The habitat of the Rice whale intersects with multiple deep-sea fishing areas where longline nets are deployed. These fishing grounds often coincide with the whale’s feeding depths, posing a significant threat of entanglement and mortality.
Throughout history, there have been two recorded incidents of Rice’s whales becoming ensnared in fishing equipment and stranding ashore. Although this number may appear small, considering the dwindling population of only 50 whales, any loss of an individual is a severe blow that the population cannot afford to bear.
The Discovery Of A New Species
The decline of the Rice’s whale population is particularly worrisome due to the fact that this species was only identified in 2021.
While there were previous documented sightings dating back to the 1960s, those were initially believed to be of Bryde’s whales, Balaenoptera brydei, a closely related species that inhabits various regions across the globe.
In 2021, scientists made a significant discovery when they examined the remains of a stranded whale. They determined that Rice’s whale is indeed a unique species separate from Bryde’s whale, and it was given the scientific name Balaenoptera ricei.
While these two whale species appear identical on the outside, they can only be distinguished by their genetic makeup, skeletal structure, and the sounds they produce. The adult Rice’s whale can measure anywhere between 22.97 and 42.65 feet (7 to 13 meters) in length.
What sets this species apart is its distinct vocalizations, which are different from those of any other baleen whale, providing a useful characteristic for identification.
Rice’s Whale Population Distribution
The Rice’s whale is a unique species among large whales. Unlike its counterparts, it stays within the Gulf of Mexico without migrating elsewhere. This region serves as both its feeding and breeding grounds. Other whale species in the area, like the sperm whale, have much broader ranges and interbreed with individuals from different locations.

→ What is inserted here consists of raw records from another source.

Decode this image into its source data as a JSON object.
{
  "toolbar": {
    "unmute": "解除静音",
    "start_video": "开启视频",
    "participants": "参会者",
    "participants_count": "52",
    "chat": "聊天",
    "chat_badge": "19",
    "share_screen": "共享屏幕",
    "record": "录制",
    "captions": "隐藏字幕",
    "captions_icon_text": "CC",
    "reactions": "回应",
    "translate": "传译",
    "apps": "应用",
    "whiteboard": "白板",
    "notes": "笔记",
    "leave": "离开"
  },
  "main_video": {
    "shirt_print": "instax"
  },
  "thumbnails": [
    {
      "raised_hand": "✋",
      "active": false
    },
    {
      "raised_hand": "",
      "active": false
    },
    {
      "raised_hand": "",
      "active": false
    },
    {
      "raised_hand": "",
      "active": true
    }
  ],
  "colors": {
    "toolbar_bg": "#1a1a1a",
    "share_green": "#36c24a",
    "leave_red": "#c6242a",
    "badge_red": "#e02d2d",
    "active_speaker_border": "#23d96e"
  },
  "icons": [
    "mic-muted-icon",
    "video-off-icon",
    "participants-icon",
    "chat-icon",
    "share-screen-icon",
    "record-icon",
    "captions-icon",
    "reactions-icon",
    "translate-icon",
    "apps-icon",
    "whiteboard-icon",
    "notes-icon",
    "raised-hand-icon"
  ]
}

Because of its small population size and limited distribution, the Rice’s whale faces a risk of inbreeding depression. This phenomenon occurs when the gene pool becomes reduced, negatively affecting the overall health and fitness of individuals. Consequently, the entire population weakens gradually, making it challenging for the species to recover due to the lack of genetic diversity.
The reason behind the Rice’s whale’s confinement to such a restricted range remains unknown. While there have been a few confirmed sightings of the species outside its usual range, there is little evidence to suggest that it regularly inhabits those waters.

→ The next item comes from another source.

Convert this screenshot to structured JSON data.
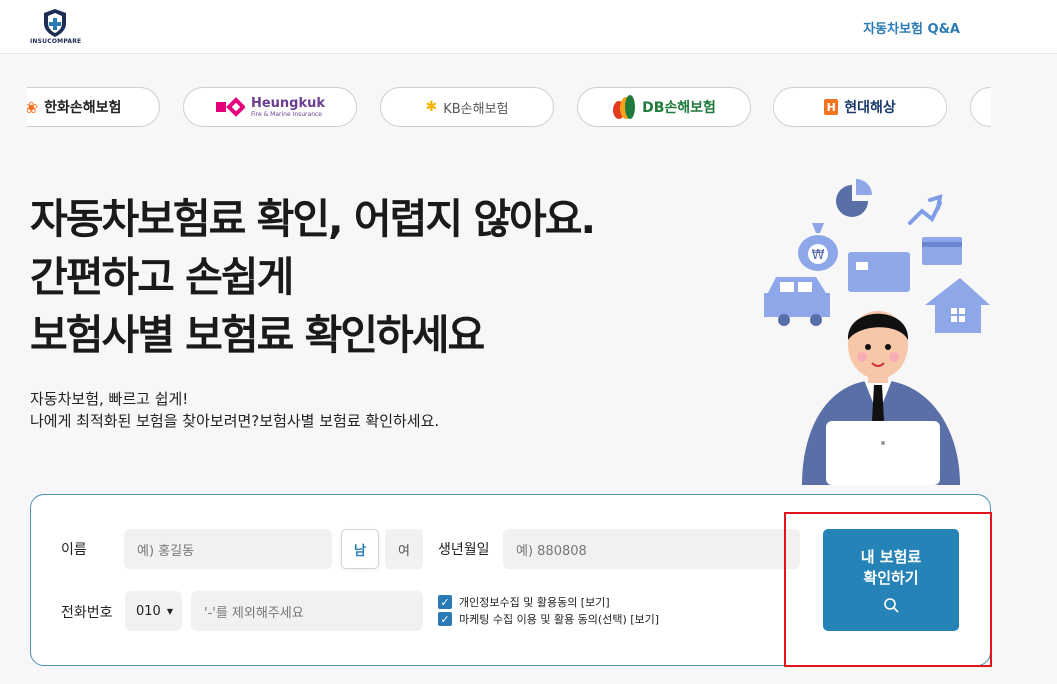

What Can Be Done?
Scientists have penned an open letter to the Biden administration outlining their proposed conservation measures aimed at assisting the recovery of the Rice’s whale and preventing additional whale loss.

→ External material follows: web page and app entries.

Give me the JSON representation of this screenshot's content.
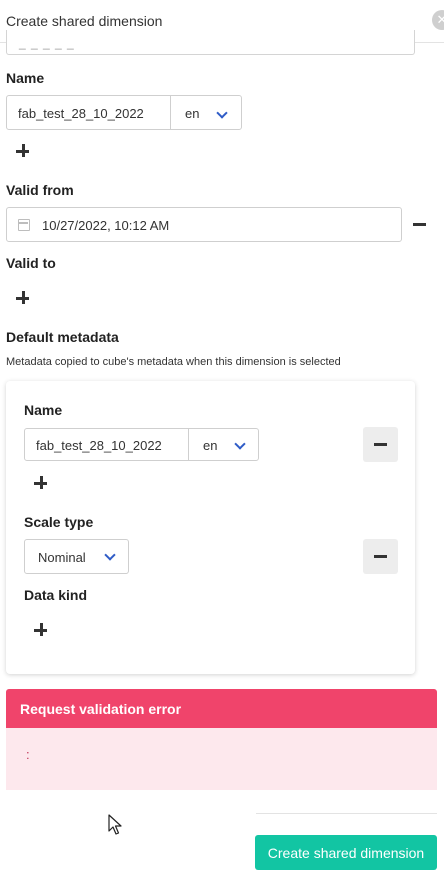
{
  "header": {
    "title": "Create shared dimension",
    "close_icon": "close-icon"
  },
  "form": {
    "partial_field_value": "_ _ _ _ _",
    "name_label": "Name",
    "name_value": "fab_test_28_10_2022",
    "name_lang": "en",
    "valid_from_label": "Valid from",
    "valid_from_value": "10/27/2022, 10:12 AM",
    "valid_to_label": "Valid to",
    "default_metadata_label": "Default metadata",
    "default_metadata_desc": "Metadata copied to cube's metadata when this dimension is selected"
  },
  "metadata_card": {
    "name_label": "Name",
    "name_value": "fab_test_28_10_2022",
    "name_lang": "en",
    "scale_type_label": "Scale type",
    "scale_type_value": "Nominal",
    "data_kind_label": "Data kind"
  },
  "error": {
    "title": "Request validation error",
    "message": ":"
  },
  "footer": {
    "submit_label": "Create shared dimension"
  },
  "colors": {
    "accent": "#12c5a3",
    "error": "#f0446b",
    "error_bg": "#fde8ed",
    "chevron": "#2f5cc7"
  }
}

The initial measure involves opposing plans for fresh oil and gas exploration in the Gulf of Mexico. A current proposal is under consideration for a five-year offshore oil and gas leasing program. Scientists argue that given the potential shift away from fossil fuels in the future, these activities, along with the associated seismic surveys, should be terminated.
In terms of shipping, there is a call to reduce the speed of vessels navigating through the whale’s habitat. This would decrease the chances of fatal collisions and minimize the levels of underwater noise.
Furthermore, any upcoming ventures like offshore wind farms and aquaculture should be located outside the known habitat of the Rice’s whale. This step aims to diminish further impacts on the species’ population and contribute to its recovery.
A Unique Responsibility
Rice’s whale holds a vital role within the Gulf of Mexico’s ecosystem as the sole large whale species that remains present throughout the entire year in the United States. The significance lies in our obligation to safeguard this remarkable creature and reverse its path towards extinction. Failing to take action could potentially result in the United States being responsible for the tragic loss of a large whale species, marking a distressing milestone in our history.